By Juan Cole
GOP presidential hopeful Rick Santorum warned North Dakota on Wednesday that it was in the cross-hairs of an Iranian attack.
Among the news about Iran that had Americans thinking about that country was an announcement that Iran is making its own nuclear fuel and using it for a reactor.
Iran has a small medical research nuclear reactor, which produces nuclear isotopes for use in chemotherapy. The reactor requires uranium enriched to 19.75 percent to run. Iran announced on Wednesday that it had managed to enrich to that level , and is now installing the homemade fuel plates in the reactor.
The medical reactor, at Natanz near Isfahan, was given to Iran by the United States and was inaugurated in 1967. The reactor is being regularly inspected by the International Atomic Energy Agency to ensure it is being used only for civilian purposes, and the IAEA was present Thursday to watch the insertion of the fuel rod.
The reactor actually has no conceivable military purpose, and its fuel, uranium enriched to 19.75 percent, is used up when run through the reactor, so it cannot be used to make a nuclear warhead. Nuclear bombs need the uranium to be enriched to 95 percent, typically. Iran is not yet able to achieve that level of enrichment, and says it is not trying to.

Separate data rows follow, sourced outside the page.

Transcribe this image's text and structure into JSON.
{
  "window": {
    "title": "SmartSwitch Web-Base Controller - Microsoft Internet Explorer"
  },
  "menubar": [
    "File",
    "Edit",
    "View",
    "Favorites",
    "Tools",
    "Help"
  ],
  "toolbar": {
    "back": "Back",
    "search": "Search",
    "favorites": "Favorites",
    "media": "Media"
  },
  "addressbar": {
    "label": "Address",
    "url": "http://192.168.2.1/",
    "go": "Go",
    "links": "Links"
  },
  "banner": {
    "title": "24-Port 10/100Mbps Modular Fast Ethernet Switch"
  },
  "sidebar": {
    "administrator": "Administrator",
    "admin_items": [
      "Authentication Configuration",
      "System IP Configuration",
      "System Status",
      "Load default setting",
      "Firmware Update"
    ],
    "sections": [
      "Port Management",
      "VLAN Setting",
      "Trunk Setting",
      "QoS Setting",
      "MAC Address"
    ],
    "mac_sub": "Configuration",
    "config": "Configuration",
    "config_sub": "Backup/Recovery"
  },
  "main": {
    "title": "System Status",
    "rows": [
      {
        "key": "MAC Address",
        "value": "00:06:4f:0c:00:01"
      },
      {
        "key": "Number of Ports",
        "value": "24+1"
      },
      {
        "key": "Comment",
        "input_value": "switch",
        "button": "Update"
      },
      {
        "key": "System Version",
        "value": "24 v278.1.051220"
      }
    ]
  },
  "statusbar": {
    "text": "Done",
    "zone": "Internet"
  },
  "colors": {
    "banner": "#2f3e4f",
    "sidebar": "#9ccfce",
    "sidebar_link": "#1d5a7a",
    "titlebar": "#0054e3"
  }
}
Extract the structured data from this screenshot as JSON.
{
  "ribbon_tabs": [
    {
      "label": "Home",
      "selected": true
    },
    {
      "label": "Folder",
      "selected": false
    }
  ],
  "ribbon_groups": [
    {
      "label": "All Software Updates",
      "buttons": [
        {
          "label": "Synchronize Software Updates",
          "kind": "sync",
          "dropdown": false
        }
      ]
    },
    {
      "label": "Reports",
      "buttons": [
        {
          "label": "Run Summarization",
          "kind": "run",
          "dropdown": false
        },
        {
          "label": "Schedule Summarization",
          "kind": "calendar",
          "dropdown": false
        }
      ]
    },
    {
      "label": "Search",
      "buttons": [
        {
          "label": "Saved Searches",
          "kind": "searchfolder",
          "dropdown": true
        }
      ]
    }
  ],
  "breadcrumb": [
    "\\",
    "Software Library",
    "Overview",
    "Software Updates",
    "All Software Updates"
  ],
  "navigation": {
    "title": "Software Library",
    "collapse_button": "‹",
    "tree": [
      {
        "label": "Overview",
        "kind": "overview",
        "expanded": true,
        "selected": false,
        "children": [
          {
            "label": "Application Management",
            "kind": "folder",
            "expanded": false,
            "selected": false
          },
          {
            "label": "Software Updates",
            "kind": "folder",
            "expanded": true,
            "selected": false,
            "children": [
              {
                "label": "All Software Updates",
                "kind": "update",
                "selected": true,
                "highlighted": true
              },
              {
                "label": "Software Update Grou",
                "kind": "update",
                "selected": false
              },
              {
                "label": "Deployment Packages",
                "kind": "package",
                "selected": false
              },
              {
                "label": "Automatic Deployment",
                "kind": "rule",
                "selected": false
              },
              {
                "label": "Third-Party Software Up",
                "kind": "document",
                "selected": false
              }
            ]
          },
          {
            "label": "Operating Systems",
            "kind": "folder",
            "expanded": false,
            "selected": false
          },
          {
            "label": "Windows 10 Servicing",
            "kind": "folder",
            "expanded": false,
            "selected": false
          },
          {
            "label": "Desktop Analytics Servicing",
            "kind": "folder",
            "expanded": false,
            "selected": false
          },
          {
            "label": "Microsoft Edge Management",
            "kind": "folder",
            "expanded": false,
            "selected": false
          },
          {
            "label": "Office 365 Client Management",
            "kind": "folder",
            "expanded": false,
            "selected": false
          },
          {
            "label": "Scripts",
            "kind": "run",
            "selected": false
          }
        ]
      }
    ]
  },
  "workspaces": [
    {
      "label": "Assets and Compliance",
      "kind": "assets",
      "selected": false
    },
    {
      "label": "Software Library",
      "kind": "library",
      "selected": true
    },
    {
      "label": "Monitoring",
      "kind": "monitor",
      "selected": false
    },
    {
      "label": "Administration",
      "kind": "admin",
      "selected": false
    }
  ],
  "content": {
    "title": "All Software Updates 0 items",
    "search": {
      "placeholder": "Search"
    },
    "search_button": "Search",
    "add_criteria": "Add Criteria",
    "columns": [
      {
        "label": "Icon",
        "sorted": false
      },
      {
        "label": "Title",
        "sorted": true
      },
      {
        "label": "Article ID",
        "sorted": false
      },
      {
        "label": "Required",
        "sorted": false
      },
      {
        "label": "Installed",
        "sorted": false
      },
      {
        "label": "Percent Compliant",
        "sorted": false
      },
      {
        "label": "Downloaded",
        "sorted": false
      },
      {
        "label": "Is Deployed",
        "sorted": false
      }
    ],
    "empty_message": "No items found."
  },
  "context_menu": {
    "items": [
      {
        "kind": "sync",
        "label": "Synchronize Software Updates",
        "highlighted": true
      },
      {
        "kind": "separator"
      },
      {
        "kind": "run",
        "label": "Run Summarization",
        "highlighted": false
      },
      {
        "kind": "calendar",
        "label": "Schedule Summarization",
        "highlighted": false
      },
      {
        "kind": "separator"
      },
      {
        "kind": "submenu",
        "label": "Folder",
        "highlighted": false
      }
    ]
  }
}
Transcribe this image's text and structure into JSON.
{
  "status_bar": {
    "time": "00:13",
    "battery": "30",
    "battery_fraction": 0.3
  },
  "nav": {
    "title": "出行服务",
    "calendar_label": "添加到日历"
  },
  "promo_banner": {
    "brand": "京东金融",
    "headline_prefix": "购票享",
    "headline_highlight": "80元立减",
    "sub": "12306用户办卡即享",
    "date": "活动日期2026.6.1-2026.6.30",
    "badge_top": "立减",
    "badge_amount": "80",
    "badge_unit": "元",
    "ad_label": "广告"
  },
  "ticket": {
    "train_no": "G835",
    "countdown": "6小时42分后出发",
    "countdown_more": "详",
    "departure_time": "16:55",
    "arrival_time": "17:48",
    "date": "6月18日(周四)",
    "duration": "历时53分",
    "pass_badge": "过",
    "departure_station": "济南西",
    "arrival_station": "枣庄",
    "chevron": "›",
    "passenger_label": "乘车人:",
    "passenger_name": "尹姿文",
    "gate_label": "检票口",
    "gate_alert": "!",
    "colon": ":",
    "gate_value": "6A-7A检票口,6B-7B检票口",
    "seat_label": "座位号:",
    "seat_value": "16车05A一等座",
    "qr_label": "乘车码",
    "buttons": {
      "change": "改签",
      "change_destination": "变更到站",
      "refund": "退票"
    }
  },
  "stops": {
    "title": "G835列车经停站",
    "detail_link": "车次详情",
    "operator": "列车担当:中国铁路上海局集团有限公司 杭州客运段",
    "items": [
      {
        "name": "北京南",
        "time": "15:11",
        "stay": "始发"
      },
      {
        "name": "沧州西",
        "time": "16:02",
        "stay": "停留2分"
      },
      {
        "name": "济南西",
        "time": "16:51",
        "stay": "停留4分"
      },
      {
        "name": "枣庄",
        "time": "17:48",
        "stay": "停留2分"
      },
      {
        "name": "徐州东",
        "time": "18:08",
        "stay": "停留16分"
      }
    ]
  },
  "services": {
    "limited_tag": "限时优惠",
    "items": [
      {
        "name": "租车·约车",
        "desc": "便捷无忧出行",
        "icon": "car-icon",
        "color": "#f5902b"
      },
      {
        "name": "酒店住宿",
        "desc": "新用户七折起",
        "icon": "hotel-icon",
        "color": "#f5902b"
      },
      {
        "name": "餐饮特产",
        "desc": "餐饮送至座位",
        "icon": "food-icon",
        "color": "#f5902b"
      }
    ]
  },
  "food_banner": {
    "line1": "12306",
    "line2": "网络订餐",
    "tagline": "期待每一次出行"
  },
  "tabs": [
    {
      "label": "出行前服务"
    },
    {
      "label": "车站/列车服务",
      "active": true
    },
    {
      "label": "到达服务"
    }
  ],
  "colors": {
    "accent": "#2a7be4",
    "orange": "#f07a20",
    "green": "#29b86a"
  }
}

Iran also unveiled 3000 new centrifuges,which will allow it to make new fuel rods for its civilian nuclear reactors more quickly.
I saw the CNN coverage of the fueling of the nuclear isotopes reactor and was astonished that they kept saying this development was “dangerous” or “ominous.” Actually, it is good news that Iran can make fuel for the research reactor, since it produces isotopes for treating cancer victims.
Iran is permitted by the Nuclear Non-Proliferation Treaty that began being signed in the late 1960s to enrich uranium for peaceful uses such as fueling reactors, but the United States and the UN Security Council have attempted to unilaterally abrogate that right in the case of Iran. Israel is not signatory to the NPT, and has gone for broke to produce some 400 nuclear warheads.
To sum up, medical nuclear reactor at Isfahan likely not a danger to the people of North Dakota.